Q's publisher, Sceptre, heralds him as, "A modern day Dickens. He writes about what he knows, the rhythms of the street." The pre-publication hype, in nightclubs, on flyposters and the Internet, have made Q one of the most high-profile debut novelists of the decade. Dead Meat is ostensibly a Nineties, black, London, street novel about a Cyber Vigilante tracking paedophiles via the Internet. The protagonist, ex-con Clarkie, is faced with the moral dilemma of whether to expose the identity of the Vigilante.
But mention "black", "street" or "London" to Q and his expression hardens. "In certain cultures, it's easy to be seen as dead meat. The police could be driving through Ladbroke Grove and see a group of black kids and say, 'F***ing crack sellers.' Those kids could be talking about football. That's how society thinks. I'm not accepting that."
Publishing is about risk and profit and there is no doubt that Q is marketable. Whether his profile alienates audiences from the broader themes of the novel is another matter. "Dead Meat is a metaphor for universal themes," he says. "The Internet is lawless. Right? It can be used to create, it can also be used to destroy. When there is no law, somebody like the Cyber Vigilante takes it upon himself to enforce a kind of rough justice. These are the tensions I'm exploring in Dead Meat."
Q wrote a first draft of Dead Meat in the early Nineties, sold it in London clubs, then experimented with video, CD and Internet multi-media formats. After almost six years as an underground success, the book is finally being published in paperback original next month. Written in Jamaican patois, street slang and drum 'n' bass chants, it has been designed and laid out in Q's original format. On the page, its hypnotic drum 'n' bass lyrics are, at first, difficult to read. When Q recites an extract, the novel comes alive.
If eyes are the windows of the soul, then Q has drawn the blinds. He is equally elusive when asked about his age (late 20s), race (born in London), past history (an actor) and family (an only child). "Irrelevant," he says. "People are programmed to judge by colour and age rather than talent or merit." You end up playing a game of cat and mouse for biographical detail. Q lets slip, "I'm not going to be known as the writer who was in prison." So, was he? "Maybe." You can judge Q's evasions as an admirable refusal to be categorised or an extension of his slick self-marketing.
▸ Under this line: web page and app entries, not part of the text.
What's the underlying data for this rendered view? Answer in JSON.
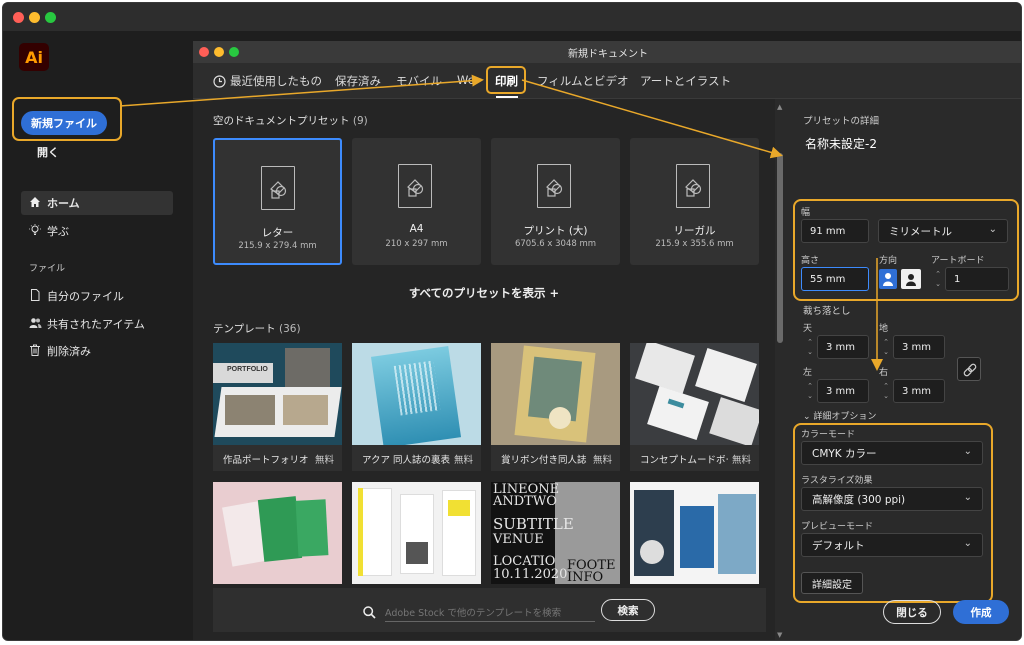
{
  "colors": {
    "accent": "#2f6fd6",
    "highlight": "#e9a82a",
    "selected_border": "#3d8bfd"
  },
  "app": {
    "logo": "Ai"
  },
  "sidebar": {
    "new_file": "新規ファイル",
    "open": "開く",
    "nav": [
      {
        "label": "ホーム",
        "icon": "home-icon"
      },
      {
        "label": "学ぶ",
        "icon": "lightbulb-icon"
      }
    ],
    "files_header": "ファイル",
    "files": [
      {
        "label": "自分のファイル",
        "icon": "file-icon"
      },
      {
        "label": "共有されたアイテム",
        "icon": "people-icon"
      },
      {
        "label": "削除済み",
        "icon": "trash-icon"
      }
    ]
  },
  "dialog": {
    "title": "新規ドキュメント",
    "tabs": [
      "最近使用したもの",
      "保存済み",
      "モバイル",
      "We",
      "印刷",
      "フィルムとビデオ",
      "アートとイラスト"
    ],
    "active_tab": "印刷",
    "blank_presets_header": "空のドキュメントプリセット",
    "blank_presets_count": "(9)",
    "presets": [
      {
        "name": "レター",
        "size": "215.9 x 279.4 mm"
      },
      {
        "name": "A4",
        "size": "210 x 297 mm"
      },
      {
        "name": "プリント (大)",
        "size": "6705.6 x 3048 mm"
      },
      {
        "name": "リーガル",
        "size": "215.9 x 355.6 mm"
      }
    ],
    "show_all": "すべてのプリセットを表示 +",
    "templates_header": "テンプレート",
    "templates_count": "(36)",
    "templates": [
      {
        "caption": "作品ポートフォリオ",
        "price": "無料"
      },
      {
        "caption": "アクア 同人誌の裏表紙",
        "price": "無料"
      },
      {
        "caption": "賞リボン付き同人誌",
        "price": "無料"
      },
      {
        "caption": "コンセプトムードボード",
        "price": "無料"
      }
    ],
    "template_text": {
      "portfolio": "PORTFOLIO",
      "lines": [
        "LINEONE",
        "ANDTWO",
        "SUBTITLE",
        "VENUE",
        "LOCATIO",
        "10.11.2020",
        "FOOTE",
        "INFO"
      ]
    },
    "search": {
      "placeholder": "Adobe Stock で他のテンプレートを検索",
      "button": "検索"
    }
  },
  "details": {
    "header": "プリセットの詳細",
    "name": "名称未設定-2",
    "width_label": "幅",
    "width": "91 mm",
    "unit": "ミリメートル",
    "height_label": "高さ",
    "height": "55 mm",
    "orientation_label": "方向",
    "artboard_label": "アートボード",
    "artboards": "1",
    "bleed_label": "裁ち落とし",
    "bleed": {
      "top_label": "天",
      "top": "3 mm",
      "bottom_label": "地",
      "bottom": "3 mm",
      "left_label": "左",
      "left": "3 mm",
      "right_label": "右",
      "right": "3 mm"
    },
    "advanced_label": "詳細オプション",
    "color_mode_label": "カラーモード",
    "color_mode": "CMYK カラー",
    "raster_label": "ラスタライズ効果",
    "raster": "高解像度 (300 ppi)",
    "preview_label": "プレビューモード",
    "preview": "デフォルト",
    "more_settings": "詳細設定",
    "close": "閉じる",
    "create": "作成"
  }
}
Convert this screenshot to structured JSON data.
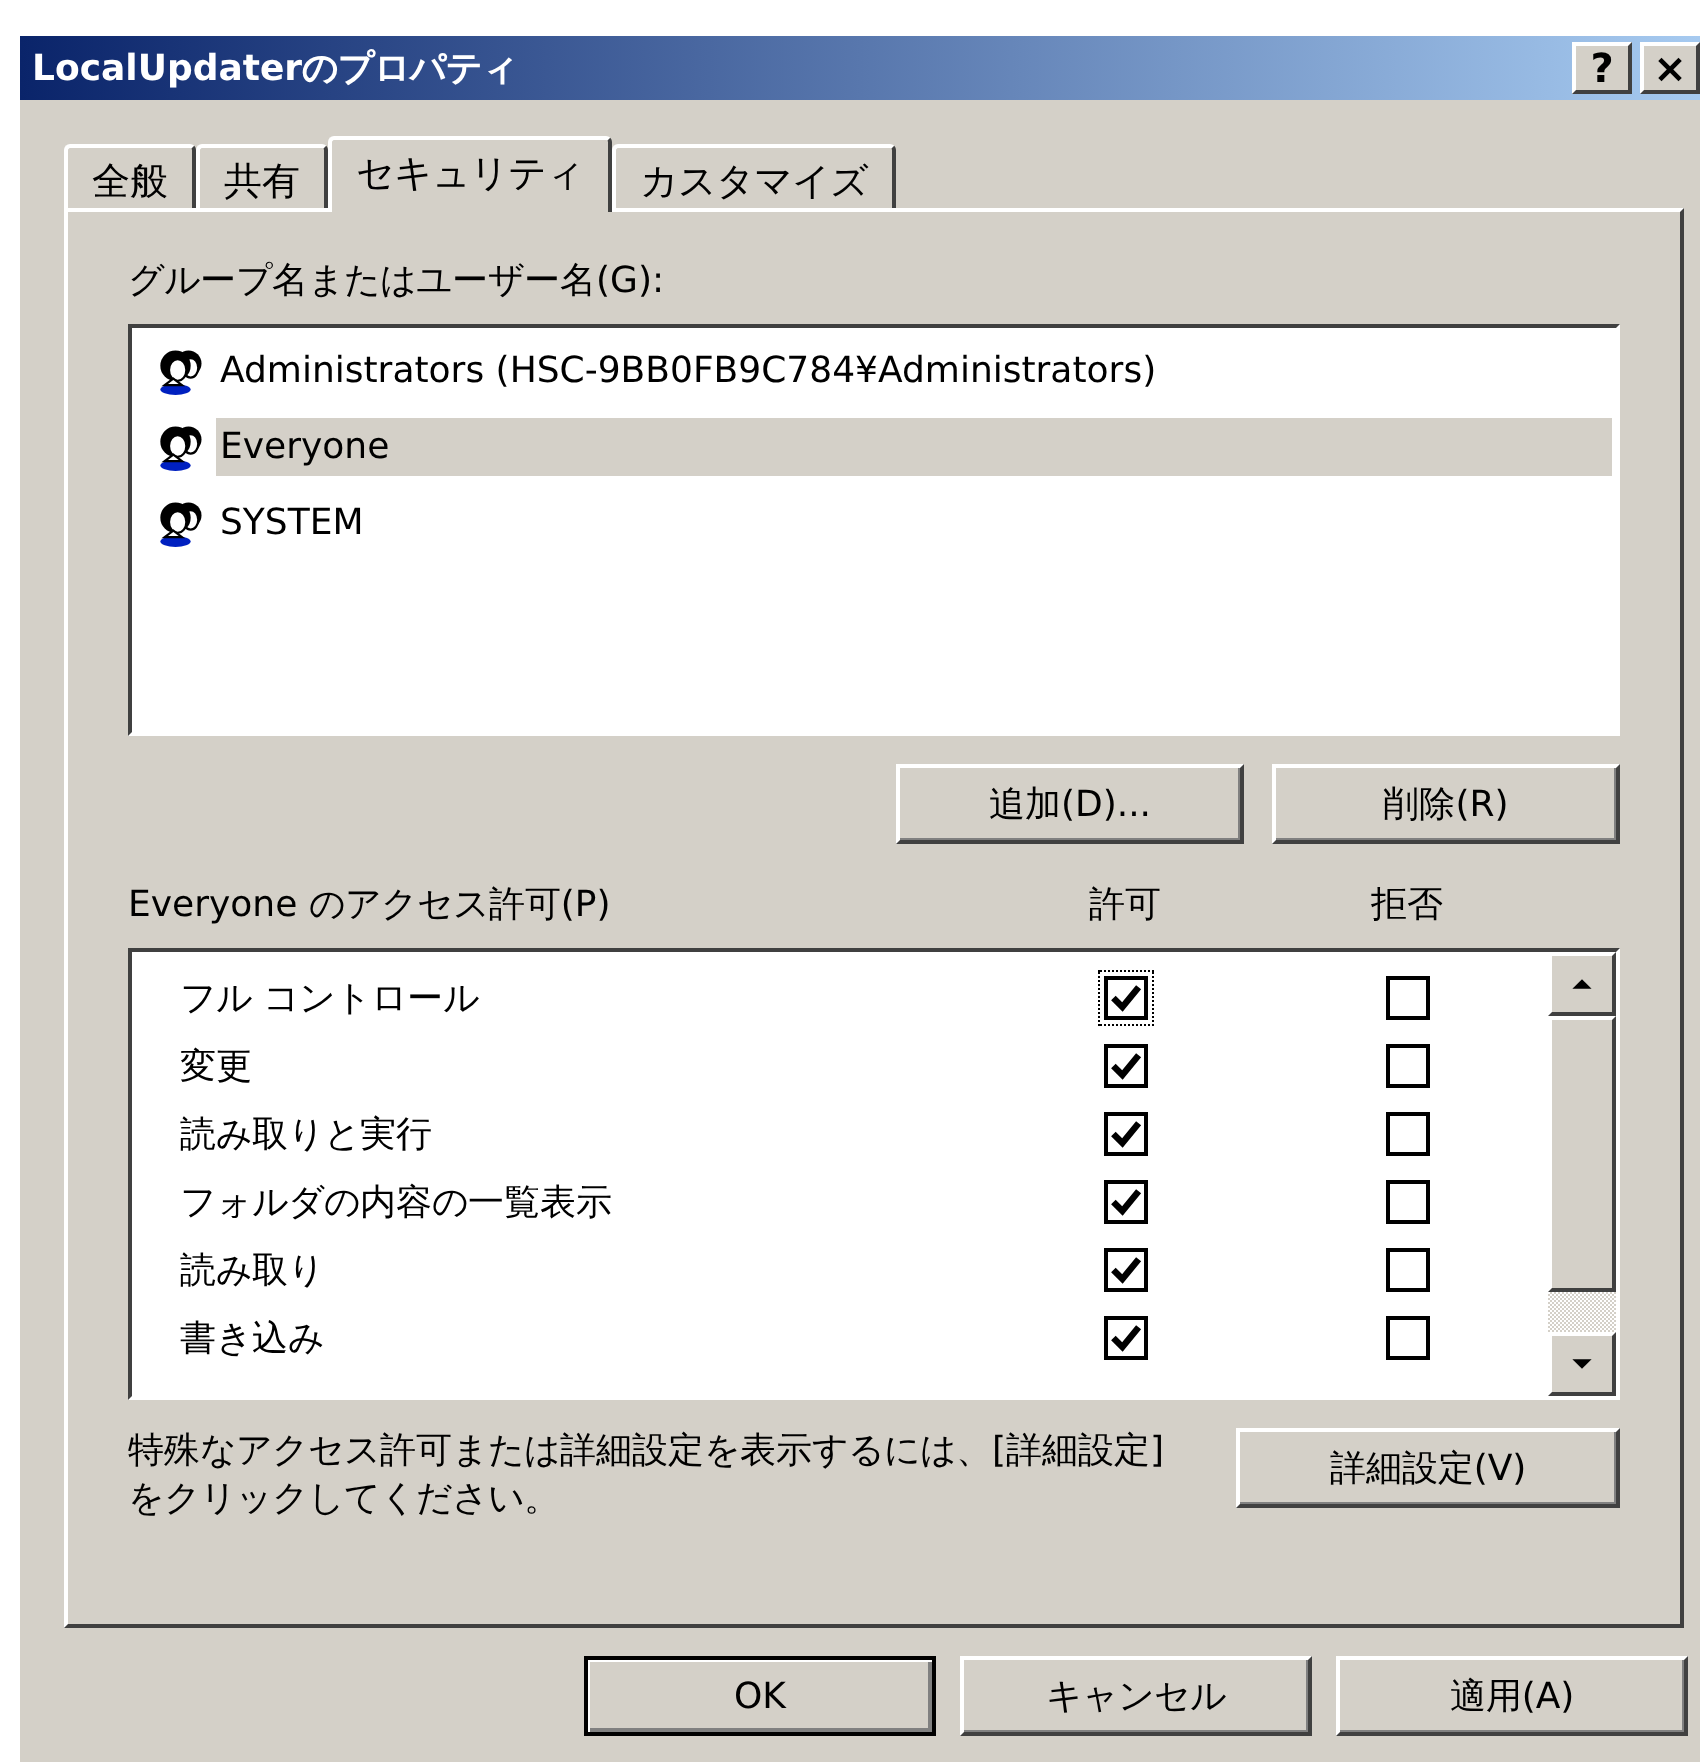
{
  "window": {
    "title": "LocalUpdaterのプロパティ",
    "controls": [
      {
        "kind": "help",
        "label": "?"
      },
      {
        "kind": "close",
        "label": "×"
      }
    ]
  },
  "tabs": [
    {
      "label": "全般",
      "selected": false
    },
    {
      "label": "共有",
      "selected": false
    },
    {
      "label": "セキュリティ",
      "selected": true
    },
    {
      "label": "カスタマイズ",
      "selected": false
    }
  ],
  "group_label": "グループ名またはユーザー名(G):",
  "principals": [
    {
      "name": "Administrators (HSC-9BB0FB9C784¥Administrators)",
      "selected": false
    },
    {
      "name": "Everyone",
      "selected": true
    },
    {
      "name": "SYSTEM",
      "selected": false
    }
  ],
  "principal_buttons": [
    "追加(D)...",
    "削除(R)"
  ],
  "permissions": {
    "label": "Everyone のアクセス許可(P)",
    "columns": [
      "許可",
      "拒否"
    ],
    "rows": [
      {
        "name": "フル コントロール",
        "allow": true,
        "deny": false,
        "focused": true
      },
      {
        "name": "変更",
        "allow": true,
        "deny": false,
        "focused": false
      },
      {
        "name": "読み取りと実行",
        "allow": true,
        "deny": false,
        "focused": false
      },
      {
        "name": "フォルダの内容の一覧表示",
        "allow": true,
        "deny": false,
        "focused": false
      },
      {
        "name": "読み取り",
        "allow": true,
        "deny": false,
        "focused": false
      },
      {
        "name": "書き込み",
        "allow": true,
        "deny": false,
        "focused": false
      }
    ]
  },
  "advanced_note": "特殊なアクセス許可または詳細設定を表示するには、[詳細設定] をクリックしてください。",
  "advanced_button": "詳細設定(V)",
  "dialog_buttons": [
    {
      "label": "OK",
      "default": true
    },
    {
      "label": "キャンセル",
      "default": false
    },
    {
      "label": "適用(A)",
      "default": false
    }
  ]
}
The tag "Q" can be traced back to his acting days and, Q claims, even his parents know him by that cipher. In 1990, he had just appeared in Mr Johnson, a film directed by Bruce (Driving Miss Daisy) Beresford. He had acted successfully for five years. "I just didn't like the way the industry was structured or the kind of jobs I was being offered. I was not prepared to play muggers. Someone else could do that. You stay too long, get old and find that you haven't done anything," he says.
In 1990, Q was introduced to the William Morris agency in New York by Beresford. "Bruce told me I had three choices: find a book you like and buy the rights, write the book yourself and try to get it made into a film, or just keep going. I chose to quit the business and start writing."
Q used savings from Mr Johnson and, later, dole payments to finance the first draft of Dead Meat. He used computers at The Portobello Business Centre (a free office space for residents). While working on the screen, he met young designer Ozwald Boateng, who was planning to launch his own Savile Row tailoring label. Jungle DJ Goldie was another of the Portobello posse trying to make the break at that time.
Instead of going the conventional route - heaven forbid - of approaching publishers, Q became a one-man promotional and publishing machine. "If a publisher turns down your idea, you either go to bed and cry or you find a way. There is always a way." Targeting a receptive audience, Q went to the London clubs - three a night, seven days a week - selling chapters of Dead Meat. The bouncers, promoters and club crowd got to know him. "Some of the clubs asked me to read from it. Then people would come and tell me how they thought the story should progress. So, it was interactive even then."
Q became - for want of a better word - a cult figure in clubland. Dead Meat leapt from the page into performance art, video, CD Rom and onto its own Internet Web Site. "I'd carry copies in this little bag to the clubs," says Q, "and people would come up and ask if they could buy drugs. I'd say, 'No, but I've got a book you may like'."
Whether you believe the hype or not, Q is a smooth operator. When he says, "I'm not doing this for fame or exposure, I had that five years ago in the clubs," you can cynically shake your head in disbelief or allow yourself to be carried on Q's tidal wave of self-assurance.
With a new US agent, The Writer's House, Q is adamant that Dead Meat: The Movie will follow. "I know it will happen," he says, "maybe not this year, maybe not in the next five years, but I'm in no hurry. I am mentally prepared for the movie. In fact, I'm mentally prepared for the next 10 years."
As the interview draws to a close, Ozwald Boateng's French art director swishes into The Portobello Gold. "Suzy, c'est toi?" says Q with perfect pronunciation. After a brief conversation with her, Q takes off the glasses - to reveal deep brown eyes - and smiles. "See, I'm not just a little street thing here."
Dead Meat by Q will be published on 15 May by Sceptre, price pounds 6.Reuse content